No, the greatest fear is that all of the hard work and effort done by the Senators management and scouting staff throughout this rebuilding process will be for naught. If the payroll is already exhausted at $52 million, how are the Senators going to remain competitive when the cap ceiling is expected to reach the $70 million threshold next season? And moreover, how is a stringent internal budget going to entice impending free agents to remain in Ottawa if they can’t afford to surround them with talent?
This Plan C keeps getting brought up over and over again, and the City even acknowledged it saying, “When you have a Plan C, we’re ready.”
Well, considering the life expectancy of an arena is typically in the 30-40 years of service range, Plan C will hopefully center on the location of the Ottawa Senators’ next home.
On if the team is in jeopardy:
“No, if you recall 10 years ago I was the only guy standing, there was no one else. People say "Oh you could get an equity buyer" or you could do this, I don't see anybody, I don't get any phone calls. Those people don't exist, but the best thing to do is you have to turn it around and just work the problem. That's what we've got to do we've got to work the problem and without — this is a price sensitive market and we need to be able to compete and we're doing everything we can to do that. But no, there's no jeopardy there.”

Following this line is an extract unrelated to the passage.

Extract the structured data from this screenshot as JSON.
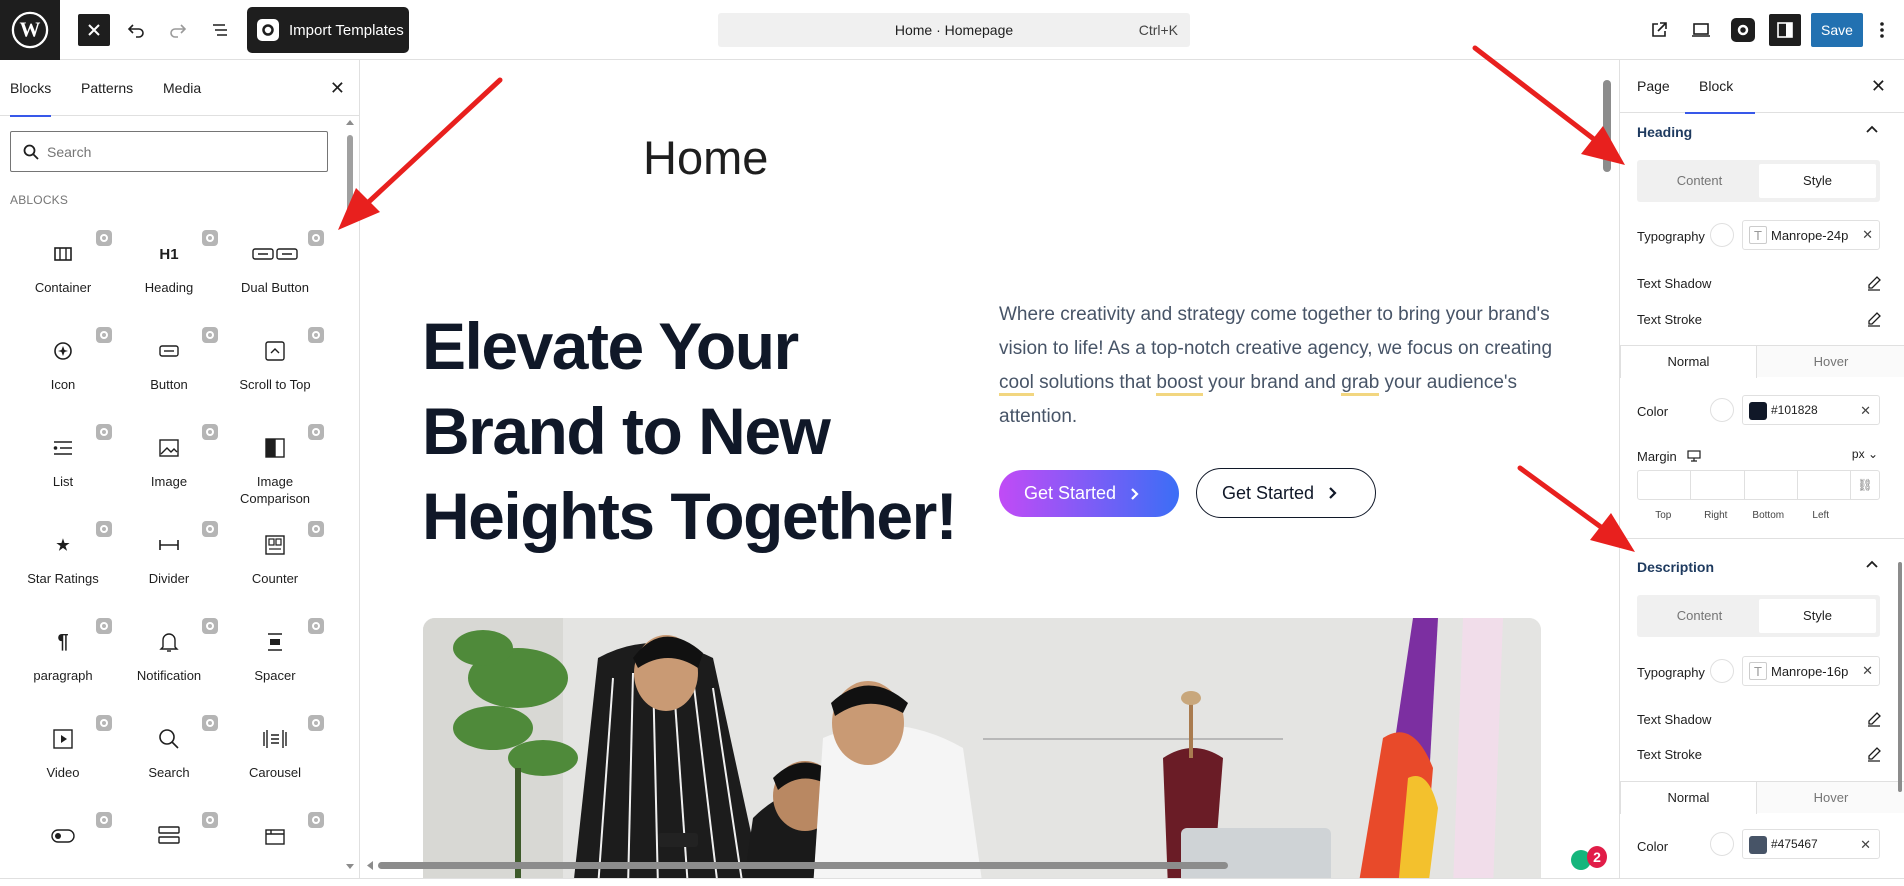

This sounds like a bit of an about-face on the possibility of sharing ownership with another individual. At the time that Hockey Central broke news that Melnyk was looking at possibly selling some stake of team and Bruce Garrioch reiterated to Hockey Central’s panel that Melnyk told him that ‘He’s not that kind of guy (to take on a partner).’
So far, everything that Hockey Central said back in October of 2012 has checked out, so why should we believe Melnyk when he says that no one has shown interest in coming on board as a minority owner now?
Even at the time, Melnyk may have been the last one standing but he was far from the only one who showed interest. He may continue to try and build up equity in the fan base by portraying himself as the white knight who saved the franchise, but we can’t pretend like he was the only one who was interested. Nelson Peltz, described as a notorious tire-kicker by Elliotte Friedman, was another prospective buyer.
Having attended a Senators game during the preliminary process, Bettman said of Peltz at the time, “This doesn't mean anything is imminent and I really don't want you to think something is going to happen just because he's here. He's taking a look at (the Senators), but he's not the only one."